According to August enrollment figures, Republicans outnumber Democrats in just eight communities regionwide: Boxford, Cohasset, Dover, Duxbury, Hamilton, Norfolk, Topsfield, and Wenham. Still, in each of those communities, the majority of registered voters are unenrolled.
Brockton had the highest increase in the region for Democratic enrollment, by 24 percent.Lawrence, the bluest community in the region at 56 percent Democrat, saw a jump of 21 percent in that party’s enrollment since 2006.
Tejeda, the election coordinator in Lawrence, said the majority of the city’s residents are of Puerto Rican and Dominican descent, groups that, for the most part, traditionally and fundamentally identify as Democrats.

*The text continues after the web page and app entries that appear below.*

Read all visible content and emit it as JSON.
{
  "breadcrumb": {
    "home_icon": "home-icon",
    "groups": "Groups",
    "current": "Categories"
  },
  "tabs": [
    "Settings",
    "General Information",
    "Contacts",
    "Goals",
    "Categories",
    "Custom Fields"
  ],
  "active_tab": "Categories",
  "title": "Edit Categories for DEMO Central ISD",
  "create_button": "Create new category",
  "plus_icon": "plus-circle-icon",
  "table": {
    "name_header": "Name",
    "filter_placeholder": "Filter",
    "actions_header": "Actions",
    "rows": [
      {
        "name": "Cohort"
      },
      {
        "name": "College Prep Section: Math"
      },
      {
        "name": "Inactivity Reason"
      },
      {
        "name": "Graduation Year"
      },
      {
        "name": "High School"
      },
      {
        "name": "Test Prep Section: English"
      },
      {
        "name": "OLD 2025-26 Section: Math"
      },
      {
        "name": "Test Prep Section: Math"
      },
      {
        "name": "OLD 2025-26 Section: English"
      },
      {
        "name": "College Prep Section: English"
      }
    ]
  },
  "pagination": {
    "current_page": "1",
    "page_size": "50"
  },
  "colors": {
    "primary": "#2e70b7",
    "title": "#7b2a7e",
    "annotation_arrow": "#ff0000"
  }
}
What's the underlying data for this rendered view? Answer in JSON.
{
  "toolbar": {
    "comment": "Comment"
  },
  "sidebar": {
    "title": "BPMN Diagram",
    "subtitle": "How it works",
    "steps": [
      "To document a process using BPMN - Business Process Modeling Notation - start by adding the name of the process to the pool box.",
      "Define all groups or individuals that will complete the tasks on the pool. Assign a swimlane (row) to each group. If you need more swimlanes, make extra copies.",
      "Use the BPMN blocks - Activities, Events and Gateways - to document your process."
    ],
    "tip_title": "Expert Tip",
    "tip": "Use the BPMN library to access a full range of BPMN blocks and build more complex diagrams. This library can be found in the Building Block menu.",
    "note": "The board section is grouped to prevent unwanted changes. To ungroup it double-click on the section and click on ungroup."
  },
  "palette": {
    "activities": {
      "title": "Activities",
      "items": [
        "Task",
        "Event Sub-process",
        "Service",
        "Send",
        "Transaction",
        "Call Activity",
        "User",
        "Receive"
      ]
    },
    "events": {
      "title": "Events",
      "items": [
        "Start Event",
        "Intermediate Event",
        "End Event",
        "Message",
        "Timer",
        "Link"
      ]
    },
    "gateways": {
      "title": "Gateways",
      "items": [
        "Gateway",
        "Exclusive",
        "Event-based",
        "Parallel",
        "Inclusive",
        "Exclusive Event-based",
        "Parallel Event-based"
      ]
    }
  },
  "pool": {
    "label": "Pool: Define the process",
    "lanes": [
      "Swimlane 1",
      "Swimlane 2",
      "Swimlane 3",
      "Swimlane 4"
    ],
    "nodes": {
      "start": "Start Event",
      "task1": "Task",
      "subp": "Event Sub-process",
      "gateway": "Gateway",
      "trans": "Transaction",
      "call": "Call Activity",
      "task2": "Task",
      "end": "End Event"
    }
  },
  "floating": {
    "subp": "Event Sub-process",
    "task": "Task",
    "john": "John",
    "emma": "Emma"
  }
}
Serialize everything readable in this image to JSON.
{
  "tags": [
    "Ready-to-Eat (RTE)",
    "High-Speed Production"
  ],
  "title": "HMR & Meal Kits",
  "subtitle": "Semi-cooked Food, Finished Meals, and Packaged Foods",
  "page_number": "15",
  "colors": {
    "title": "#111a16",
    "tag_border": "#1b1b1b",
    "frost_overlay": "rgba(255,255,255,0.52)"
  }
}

Lawrence’s 28 percent drop in Republican enrollment since 2006 was second to Brookline’s 35 percent. Brookline was the only community in the region that experienced decreases in every enrollment category. Total voter registration in Brookline dropped by 13 percent from 2006 to August, according to state figures.
Brookline’s town clerk, Patrick J. Ward, said the community’s registration figures are affected by its significant number of transient residents, ranging from young professionals starting first jobs to medical students doing hospital residencies, and undergraduate college students. Moreover, Brookline is not attracting many new voters because there is no room to build housing, he said.
“It’s more the nature of residency in this town; people come in and out all the time,” Ward said
Kryzanek said the days of party-line voting “are pretty much gone.”
“I wouldn’t say [political parties] are on life-support, but they’re not what they were 30, 40, 50, or 100 years ago,” he said. “This is a commentary the unenrolled are making on the traditional form of government: that they are individuals who are able to make up their own minds. . . There’s no doubt in my mind this is a reaction to the old way of party politics. One way of responding to it is not being associated with it.”Katheleen Conti can be reached at firstname.lastname@example.org. Follow her on Twitter @GlobeKConti.